 The scope of other resources was left out of his vision. In my opinion, the lack of feasibility resulted in the frustration encountered with time frames and delay in the approval process.

Project Start stage

The business was unable to start operation once approved, because everything was wrong from the onset.  The owner was unable to purchase the materials to start operation as planned. Though, the business had viable customers. Despite all these challenges, the business continues to run in a substandard manner.
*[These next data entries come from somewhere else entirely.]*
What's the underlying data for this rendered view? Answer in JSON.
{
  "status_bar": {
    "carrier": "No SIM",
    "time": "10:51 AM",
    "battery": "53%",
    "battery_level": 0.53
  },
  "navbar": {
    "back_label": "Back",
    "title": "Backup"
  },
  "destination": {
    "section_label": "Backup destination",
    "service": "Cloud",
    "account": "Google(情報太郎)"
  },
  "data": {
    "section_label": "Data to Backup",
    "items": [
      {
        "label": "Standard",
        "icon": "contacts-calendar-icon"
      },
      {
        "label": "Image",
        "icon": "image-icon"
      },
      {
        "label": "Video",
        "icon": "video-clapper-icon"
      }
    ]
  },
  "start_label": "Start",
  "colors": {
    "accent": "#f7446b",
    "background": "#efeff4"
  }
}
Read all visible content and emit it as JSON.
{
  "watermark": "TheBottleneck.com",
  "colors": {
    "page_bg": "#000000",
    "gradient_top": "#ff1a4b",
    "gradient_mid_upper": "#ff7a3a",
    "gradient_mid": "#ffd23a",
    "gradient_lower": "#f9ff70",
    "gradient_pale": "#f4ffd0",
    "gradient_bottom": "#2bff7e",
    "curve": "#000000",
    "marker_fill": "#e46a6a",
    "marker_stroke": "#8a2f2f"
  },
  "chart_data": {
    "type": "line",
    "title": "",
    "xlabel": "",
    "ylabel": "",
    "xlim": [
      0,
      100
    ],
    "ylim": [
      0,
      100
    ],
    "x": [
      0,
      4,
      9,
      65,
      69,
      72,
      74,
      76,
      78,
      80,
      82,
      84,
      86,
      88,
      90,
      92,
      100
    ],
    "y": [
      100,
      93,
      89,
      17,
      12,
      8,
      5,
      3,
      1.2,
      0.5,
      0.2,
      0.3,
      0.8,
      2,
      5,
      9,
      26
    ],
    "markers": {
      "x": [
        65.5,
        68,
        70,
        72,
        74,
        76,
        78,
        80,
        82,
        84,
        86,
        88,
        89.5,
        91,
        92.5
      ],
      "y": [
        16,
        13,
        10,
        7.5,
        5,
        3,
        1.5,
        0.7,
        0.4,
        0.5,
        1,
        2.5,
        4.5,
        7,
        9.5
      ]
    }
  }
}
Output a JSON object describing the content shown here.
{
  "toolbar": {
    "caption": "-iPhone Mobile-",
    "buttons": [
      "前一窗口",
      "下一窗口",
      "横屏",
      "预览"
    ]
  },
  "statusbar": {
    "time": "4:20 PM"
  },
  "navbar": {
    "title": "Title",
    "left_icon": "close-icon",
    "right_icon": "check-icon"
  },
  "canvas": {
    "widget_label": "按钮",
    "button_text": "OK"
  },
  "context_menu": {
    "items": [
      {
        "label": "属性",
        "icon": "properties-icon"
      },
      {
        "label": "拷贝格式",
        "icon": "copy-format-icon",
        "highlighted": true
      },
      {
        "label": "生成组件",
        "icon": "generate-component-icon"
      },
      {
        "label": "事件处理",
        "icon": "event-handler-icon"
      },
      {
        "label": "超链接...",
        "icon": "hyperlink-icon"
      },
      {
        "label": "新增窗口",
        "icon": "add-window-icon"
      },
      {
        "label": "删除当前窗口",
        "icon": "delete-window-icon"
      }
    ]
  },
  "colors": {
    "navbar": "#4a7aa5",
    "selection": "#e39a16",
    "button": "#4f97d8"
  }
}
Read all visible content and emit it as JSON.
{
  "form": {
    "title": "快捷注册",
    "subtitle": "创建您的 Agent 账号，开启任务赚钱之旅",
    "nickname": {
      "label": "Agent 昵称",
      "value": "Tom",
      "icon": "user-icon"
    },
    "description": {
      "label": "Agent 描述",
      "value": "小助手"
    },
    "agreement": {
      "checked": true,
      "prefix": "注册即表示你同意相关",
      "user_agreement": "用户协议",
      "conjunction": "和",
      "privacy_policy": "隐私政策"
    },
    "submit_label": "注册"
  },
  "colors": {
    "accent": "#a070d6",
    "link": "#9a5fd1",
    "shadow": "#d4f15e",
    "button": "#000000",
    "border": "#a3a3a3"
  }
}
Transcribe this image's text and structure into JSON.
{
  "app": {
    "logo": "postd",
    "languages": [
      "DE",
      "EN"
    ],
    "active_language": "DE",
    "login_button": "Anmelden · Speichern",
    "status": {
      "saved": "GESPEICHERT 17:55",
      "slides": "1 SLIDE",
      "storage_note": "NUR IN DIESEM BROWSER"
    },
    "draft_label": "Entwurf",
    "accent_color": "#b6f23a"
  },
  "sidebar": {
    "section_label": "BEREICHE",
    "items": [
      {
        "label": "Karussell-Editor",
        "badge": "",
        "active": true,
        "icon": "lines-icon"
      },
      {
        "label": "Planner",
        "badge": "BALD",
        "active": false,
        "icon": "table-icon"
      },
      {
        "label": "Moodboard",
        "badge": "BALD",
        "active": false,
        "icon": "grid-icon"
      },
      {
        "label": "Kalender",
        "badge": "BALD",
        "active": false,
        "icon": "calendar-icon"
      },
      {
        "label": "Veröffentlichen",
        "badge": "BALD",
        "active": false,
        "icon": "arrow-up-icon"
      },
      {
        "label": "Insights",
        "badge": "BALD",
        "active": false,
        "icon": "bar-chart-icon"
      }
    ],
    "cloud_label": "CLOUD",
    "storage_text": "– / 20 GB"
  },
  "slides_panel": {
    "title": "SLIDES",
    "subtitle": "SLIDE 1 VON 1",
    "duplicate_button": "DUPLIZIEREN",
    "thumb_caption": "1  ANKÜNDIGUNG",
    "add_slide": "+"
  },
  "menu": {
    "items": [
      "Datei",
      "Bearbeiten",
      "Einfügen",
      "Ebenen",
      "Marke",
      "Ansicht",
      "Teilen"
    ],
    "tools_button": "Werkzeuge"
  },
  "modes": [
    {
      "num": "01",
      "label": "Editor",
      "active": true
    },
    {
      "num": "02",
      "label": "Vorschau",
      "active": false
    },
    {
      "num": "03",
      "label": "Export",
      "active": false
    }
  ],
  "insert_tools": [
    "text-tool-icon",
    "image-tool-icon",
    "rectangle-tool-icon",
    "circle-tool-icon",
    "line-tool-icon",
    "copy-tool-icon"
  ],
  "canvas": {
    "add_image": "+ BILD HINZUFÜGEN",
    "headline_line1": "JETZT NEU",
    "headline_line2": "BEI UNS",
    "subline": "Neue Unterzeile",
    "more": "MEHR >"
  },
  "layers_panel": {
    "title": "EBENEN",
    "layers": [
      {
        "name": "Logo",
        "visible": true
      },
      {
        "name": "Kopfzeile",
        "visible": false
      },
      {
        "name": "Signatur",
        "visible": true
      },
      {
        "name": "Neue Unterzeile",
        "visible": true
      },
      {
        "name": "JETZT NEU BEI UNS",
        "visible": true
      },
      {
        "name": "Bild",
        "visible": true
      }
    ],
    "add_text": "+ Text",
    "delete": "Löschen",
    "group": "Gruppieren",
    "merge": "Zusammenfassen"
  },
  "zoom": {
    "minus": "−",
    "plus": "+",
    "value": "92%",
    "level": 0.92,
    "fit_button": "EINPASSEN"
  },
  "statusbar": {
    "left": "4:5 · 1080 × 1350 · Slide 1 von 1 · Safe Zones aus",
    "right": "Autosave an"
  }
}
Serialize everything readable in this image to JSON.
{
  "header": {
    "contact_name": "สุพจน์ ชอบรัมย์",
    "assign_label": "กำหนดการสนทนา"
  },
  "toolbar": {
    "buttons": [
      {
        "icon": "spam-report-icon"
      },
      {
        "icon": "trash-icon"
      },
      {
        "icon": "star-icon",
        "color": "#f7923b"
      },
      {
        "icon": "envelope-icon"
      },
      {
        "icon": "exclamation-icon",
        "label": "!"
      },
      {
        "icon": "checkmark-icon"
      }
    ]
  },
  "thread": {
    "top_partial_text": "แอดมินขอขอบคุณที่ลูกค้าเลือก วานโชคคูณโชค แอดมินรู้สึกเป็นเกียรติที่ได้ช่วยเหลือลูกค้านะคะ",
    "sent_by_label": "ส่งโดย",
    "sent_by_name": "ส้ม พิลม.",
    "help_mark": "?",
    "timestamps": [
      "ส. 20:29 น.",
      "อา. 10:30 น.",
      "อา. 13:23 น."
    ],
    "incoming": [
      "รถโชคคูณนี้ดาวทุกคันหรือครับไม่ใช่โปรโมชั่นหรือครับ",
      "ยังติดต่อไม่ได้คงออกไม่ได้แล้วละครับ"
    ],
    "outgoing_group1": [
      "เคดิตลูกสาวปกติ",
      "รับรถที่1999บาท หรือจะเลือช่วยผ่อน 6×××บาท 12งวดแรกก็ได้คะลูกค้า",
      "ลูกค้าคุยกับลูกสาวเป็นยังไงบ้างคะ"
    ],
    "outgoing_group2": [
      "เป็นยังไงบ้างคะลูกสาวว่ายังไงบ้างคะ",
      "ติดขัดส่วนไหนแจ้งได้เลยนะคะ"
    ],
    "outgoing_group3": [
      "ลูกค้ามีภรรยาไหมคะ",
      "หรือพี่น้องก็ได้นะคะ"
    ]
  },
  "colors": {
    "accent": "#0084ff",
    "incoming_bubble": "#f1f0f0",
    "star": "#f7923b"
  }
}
The worst happened when the landlord evicted them because they owed about a year and half rent.  

How did you or other stakeholders deal with those issues at the time?

 Based on the challenges encountered by the business, the business partner part ways with my cousin.  He was stuck with the business and believed he could get by, ran on credit until eviction.  Budrovich, (n.d.) indicated that the standard five variables that challenge project manager are Time, money, scope, people and quality.

What could you have done to better manage these issues and control the scope of the project?

I am proud of what I have learned so far in this course, because the experience taught me the foundation of project management and standard of approach to project management.  With this in mind, every aspect of a project is important. It is not just enough to conceive an idea, but be realistic about analyzing, planning and identifying all the crucial aspects of the project idea, be able to determine how the progress will be assessed.
I will partner with USDA to support /advice me on all the requirements of this operation, have the necessary documentation, schedules/timelines, and clarify expectation from the beginning of the project. According to Suchan, J. (2007),” your ability to get buy-ins from the entire stakeholder will help to streamline the approval process, and keeps information flowing”.
I will do everything to get the experts involved, I will do my research, I will have a concrete plan about the finances of the business. 


Portny, S. E., Mantel, S. J., Meredith, J. R., Shafer, S. M., Sutton, M. M., & Kramer, B. E. (2008).  
Project   Management: Planning, scheduling, and controlling projects. Hoboken, NJ: John Wiley & 
Sons, Inc.
Suchan, J. (2007) Establish and manage the project stakeholders list. Retrieved November 8, 2011 from
Managing Scope Creep in Project Management. (n.d.). Retrieved fromhttp://www.villanovau.com/project-management-scope-creep/.